  1. Shoulder dislocations may be eligible for a schedule loss of use review if at least a year has passed since the corrective surgery was performed, or if the dislocation has occurred more than once and a permanent impairment has developed. An overall schedule and allocation are required in cases with pre-existing, recurrent shoulder dislocation.
  2. Depending on the severity of the impairment, clavicle fractures might range from 0 to 10 %.
  3. Loss of arm function from acromio-clavicular or sterno-clavicular separation ranges from 7½ to 10 percent.
  4. Depending on the severity of the functional impairment, a winged scapula caused by Serratus Anterior Palsy and/or Trapezius Palsy may result in a 15-20% loss of arm function. In these situations, wait two years after a main nerve has been surgically repaired before evaluating for a schedule loss.
  5. Bone loss from resection of either end of the clavicle is equal to 10%; loss of arm function after resection of the entire clavicle is equal to 15%. If present, take into account the most prominent mobility deficits in connection to functional deficit.
  6. A non-surgical rupture of the biceps muscle’s long head results in a 10 to 15 percent loss of arm function. A biceps tear at the distal point of insertion results in a 20% reduction in arm strength. The timeline may vary by up to 33 ⅓% loss of arm function, taking into account muscular weakness and mobility, depending on the severity of the impairment discovered.
  7. Frozen shoulder and adhesive capsulitis (with or without surgery): Provide a plan for loss of function if the problem is asymptomatic.
  8. The supplied schedule is concentrated on the extremity’s most valuable portion. Calculate the main loss in the part affected first in the event of a high schedule for one specific part of the extremities. For instance, amputation at the wrist results in a 100% loss of hand function or an 80% loss of arm function.
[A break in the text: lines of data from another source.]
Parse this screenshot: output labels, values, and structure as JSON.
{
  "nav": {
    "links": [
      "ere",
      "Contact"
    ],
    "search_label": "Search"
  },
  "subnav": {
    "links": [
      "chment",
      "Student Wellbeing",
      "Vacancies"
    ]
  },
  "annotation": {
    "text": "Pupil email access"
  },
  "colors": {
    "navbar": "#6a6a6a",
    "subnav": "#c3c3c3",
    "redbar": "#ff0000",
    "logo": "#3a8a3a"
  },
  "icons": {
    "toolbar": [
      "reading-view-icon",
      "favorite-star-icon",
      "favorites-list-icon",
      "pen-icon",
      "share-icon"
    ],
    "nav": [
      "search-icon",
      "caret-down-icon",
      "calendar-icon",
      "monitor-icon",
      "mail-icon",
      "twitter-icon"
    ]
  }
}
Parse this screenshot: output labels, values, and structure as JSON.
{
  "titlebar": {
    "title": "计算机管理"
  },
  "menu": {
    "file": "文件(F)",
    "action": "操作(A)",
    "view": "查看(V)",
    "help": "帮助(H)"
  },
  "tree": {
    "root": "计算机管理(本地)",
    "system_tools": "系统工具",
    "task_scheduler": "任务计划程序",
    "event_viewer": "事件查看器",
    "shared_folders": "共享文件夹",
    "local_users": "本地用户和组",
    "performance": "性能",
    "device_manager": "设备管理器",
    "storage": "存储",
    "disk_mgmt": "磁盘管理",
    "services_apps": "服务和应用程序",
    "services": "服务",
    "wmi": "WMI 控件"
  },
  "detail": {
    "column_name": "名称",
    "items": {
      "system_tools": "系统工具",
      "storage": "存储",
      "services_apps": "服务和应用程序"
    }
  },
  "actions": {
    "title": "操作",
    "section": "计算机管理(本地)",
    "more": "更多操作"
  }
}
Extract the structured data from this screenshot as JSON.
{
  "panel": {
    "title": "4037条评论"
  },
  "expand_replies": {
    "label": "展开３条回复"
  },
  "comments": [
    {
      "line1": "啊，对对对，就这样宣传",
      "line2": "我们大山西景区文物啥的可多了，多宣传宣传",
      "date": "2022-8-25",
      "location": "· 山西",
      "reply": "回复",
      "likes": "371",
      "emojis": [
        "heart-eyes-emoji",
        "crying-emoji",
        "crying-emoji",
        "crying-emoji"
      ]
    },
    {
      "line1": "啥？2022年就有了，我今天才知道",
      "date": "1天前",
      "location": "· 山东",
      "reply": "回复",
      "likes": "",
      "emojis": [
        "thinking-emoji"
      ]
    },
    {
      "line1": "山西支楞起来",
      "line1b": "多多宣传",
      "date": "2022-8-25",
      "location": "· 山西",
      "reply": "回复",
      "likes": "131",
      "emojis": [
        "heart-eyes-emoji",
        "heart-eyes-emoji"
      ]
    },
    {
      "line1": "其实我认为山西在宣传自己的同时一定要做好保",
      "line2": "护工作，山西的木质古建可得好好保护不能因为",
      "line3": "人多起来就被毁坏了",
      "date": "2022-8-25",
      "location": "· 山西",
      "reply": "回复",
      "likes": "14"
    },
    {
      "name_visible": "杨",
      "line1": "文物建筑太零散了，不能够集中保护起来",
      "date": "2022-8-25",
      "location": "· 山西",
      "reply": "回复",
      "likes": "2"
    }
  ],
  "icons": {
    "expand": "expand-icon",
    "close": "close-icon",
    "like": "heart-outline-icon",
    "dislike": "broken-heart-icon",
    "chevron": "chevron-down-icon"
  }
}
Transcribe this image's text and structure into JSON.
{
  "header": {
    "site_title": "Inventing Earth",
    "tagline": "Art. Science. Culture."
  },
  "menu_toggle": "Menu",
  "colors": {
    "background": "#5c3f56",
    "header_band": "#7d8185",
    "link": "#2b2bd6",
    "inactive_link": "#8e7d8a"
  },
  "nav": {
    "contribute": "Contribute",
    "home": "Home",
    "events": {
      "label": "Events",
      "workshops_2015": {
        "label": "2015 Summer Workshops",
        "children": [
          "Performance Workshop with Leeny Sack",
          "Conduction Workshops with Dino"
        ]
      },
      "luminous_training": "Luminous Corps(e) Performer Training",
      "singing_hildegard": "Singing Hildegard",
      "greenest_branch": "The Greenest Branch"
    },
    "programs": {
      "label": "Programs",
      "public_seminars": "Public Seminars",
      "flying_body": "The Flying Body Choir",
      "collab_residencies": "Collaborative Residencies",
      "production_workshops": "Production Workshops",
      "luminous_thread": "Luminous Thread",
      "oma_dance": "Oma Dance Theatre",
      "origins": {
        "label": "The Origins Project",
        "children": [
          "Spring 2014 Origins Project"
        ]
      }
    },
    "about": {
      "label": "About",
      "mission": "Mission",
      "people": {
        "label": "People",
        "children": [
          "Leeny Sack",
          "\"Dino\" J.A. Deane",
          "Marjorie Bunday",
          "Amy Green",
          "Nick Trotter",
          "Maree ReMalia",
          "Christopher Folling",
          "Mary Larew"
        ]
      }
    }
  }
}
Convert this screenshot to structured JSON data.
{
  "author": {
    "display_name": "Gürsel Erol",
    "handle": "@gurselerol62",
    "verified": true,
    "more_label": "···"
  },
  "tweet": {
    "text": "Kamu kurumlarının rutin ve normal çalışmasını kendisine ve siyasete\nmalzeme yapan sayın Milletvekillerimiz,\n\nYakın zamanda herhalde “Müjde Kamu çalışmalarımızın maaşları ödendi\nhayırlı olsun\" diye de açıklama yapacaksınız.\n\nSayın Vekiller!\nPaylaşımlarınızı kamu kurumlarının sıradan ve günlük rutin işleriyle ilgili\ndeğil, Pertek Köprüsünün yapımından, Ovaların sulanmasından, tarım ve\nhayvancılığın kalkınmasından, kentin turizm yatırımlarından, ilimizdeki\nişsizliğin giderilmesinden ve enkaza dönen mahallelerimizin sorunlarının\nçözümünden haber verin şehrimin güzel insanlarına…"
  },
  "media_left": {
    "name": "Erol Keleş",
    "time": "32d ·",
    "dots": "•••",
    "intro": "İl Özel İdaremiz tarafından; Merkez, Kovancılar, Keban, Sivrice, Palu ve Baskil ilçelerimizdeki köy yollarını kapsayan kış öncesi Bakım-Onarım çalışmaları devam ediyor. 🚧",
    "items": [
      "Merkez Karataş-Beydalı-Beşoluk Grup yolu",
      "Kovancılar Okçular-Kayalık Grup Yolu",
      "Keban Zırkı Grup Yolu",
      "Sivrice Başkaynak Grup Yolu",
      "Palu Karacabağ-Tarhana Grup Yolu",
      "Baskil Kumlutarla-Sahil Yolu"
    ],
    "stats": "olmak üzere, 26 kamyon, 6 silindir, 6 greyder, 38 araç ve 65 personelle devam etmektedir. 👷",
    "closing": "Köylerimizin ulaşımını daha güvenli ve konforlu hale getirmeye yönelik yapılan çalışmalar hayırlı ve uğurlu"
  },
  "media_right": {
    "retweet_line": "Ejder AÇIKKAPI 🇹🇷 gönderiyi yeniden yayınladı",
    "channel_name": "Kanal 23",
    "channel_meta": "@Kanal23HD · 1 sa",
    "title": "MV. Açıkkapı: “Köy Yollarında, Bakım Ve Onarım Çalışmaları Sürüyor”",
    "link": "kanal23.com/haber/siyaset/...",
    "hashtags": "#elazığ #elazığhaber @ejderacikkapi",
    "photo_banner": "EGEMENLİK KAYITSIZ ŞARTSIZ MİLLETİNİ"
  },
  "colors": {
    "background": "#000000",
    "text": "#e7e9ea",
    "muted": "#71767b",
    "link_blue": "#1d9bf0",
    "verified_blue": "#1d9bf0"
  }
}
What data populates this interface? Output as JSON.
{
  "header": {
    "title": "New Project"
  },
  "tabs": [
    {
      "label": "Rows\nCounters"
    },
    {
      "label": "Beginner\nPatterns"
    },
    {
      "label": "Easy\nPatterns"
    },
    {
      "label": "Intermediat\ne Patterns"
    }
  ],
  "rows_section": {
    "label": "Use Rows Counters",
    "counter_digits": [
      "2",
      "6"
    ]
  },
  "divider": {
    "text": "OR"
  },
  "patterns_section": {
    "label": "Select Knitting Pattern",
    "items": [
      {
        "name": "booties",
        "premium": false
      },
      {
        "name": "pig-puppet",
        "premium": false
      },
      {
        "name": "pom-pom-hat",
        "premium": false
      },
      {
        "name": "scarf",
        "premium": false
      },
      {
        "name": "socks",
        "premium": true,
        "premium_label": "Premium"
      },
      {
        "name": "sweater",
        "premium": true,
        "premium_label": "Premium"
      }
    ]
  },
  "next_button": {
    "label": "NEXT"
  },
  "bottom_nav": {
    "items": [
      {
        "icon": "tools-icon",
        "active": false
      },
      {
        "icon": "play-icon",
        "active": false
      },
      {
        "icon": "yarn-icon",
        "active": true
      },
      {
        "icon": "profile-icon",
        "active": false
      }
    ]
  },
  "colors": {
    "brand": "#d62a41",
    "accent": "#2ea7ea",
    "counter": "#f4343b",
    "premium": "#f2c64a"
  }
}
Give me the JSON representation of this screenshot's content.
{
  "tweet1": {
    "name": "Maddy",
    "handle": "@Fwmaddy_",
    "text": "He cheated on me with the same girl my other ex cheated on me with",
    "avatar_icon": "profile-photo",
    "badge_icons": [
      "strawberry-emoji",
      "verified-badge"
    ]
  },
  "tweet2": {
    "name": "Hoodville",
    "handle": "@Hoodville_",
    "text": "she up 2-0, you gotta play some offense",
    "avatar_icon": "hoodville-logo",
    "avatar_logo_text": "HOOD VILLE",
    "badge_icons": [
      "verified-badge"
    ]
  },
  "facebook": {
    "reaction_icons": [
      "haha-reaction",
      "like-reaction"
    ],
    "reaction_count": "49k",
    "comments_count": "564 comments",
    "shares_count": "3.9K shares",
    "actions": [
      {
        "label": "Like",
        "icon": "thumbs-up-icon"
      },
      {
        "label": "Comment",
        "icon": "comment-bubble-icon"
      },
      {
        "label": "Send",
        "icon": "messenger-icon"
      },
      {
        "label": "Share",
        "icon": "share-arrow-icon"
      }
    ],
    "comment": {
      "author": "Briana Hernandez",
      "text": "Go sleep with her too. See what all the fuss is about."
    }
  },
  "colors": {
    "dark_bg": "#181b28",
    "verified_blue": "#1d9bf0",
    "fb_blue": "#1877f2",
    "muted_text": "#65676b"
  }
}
The end timetable would be 90 percent loss of use of the arm if there were subsequent deficits of the elbow and/or shoulder, which would be added to the initial 80 percent loss of use of the arm by 10%.
  9. Results of full or partial shoulder arthroplasty or replacement are evaluated no earlier than 12 months following surgery because clinically meaningful changes in functions can take place earlier. The schedule is provided in accordance with the medical evaluation of:
  • range of motion as measured by flexion or abduction, utilizing the most severe degree of impairment;
  • atrophy as measured at the mid-arm level and compared to the contralateral side; and
  • the presence of chronic problems as shown in the table below (unless appropriate for classification).

The chart below is used to calculate the schedule loss of usage values. A 35 % Schedule Loss of Use is considered to be a positive result (as shown in Row A below). Add the value for the additional deficit (using the value that most closely matches the deficit in each column) to the base of 35 percent to determine the total schedule loss of use award where deficits are greater than those described in Row A.

Shoulder Joint Replacement Schedule Loss of Use

 

 

 

 

 

 

 

 

 

 

Example

An individual undergoes surgery to replace their shoulder. The medical professional discovered a satisfactory outcome with full range of motion but some atrophy present at the point of optimum medical progress. Starting with the initial value for a positive outcome (35%) and adding % for the atrophy if the atrophy measurement was:

  • 1.5 inches less than the contralateral side (overall SLU value for this individual would be 40%)
  • If the distance is more than 2.5 inches from the other side, increase it by 10%. (overall SLU of 45 percent).

Amputation

Amputation from the elbow to the shoulder results in a complete loss of arm function. Amputation can seriously harm a claimant’s ability to earn money. It has the potential to physically and mentally alter their life. For the claimant to receive the proper award for schedule loss, a proper evaluation must be made. Since it is essentially the worst-case scenario, it is always a last resort.

Please refer to the Workers Compensation Board website of your state or speak with your Workers Compensation attorney for more information.

[class^="wpforms-"]
[class^="wpforms-"]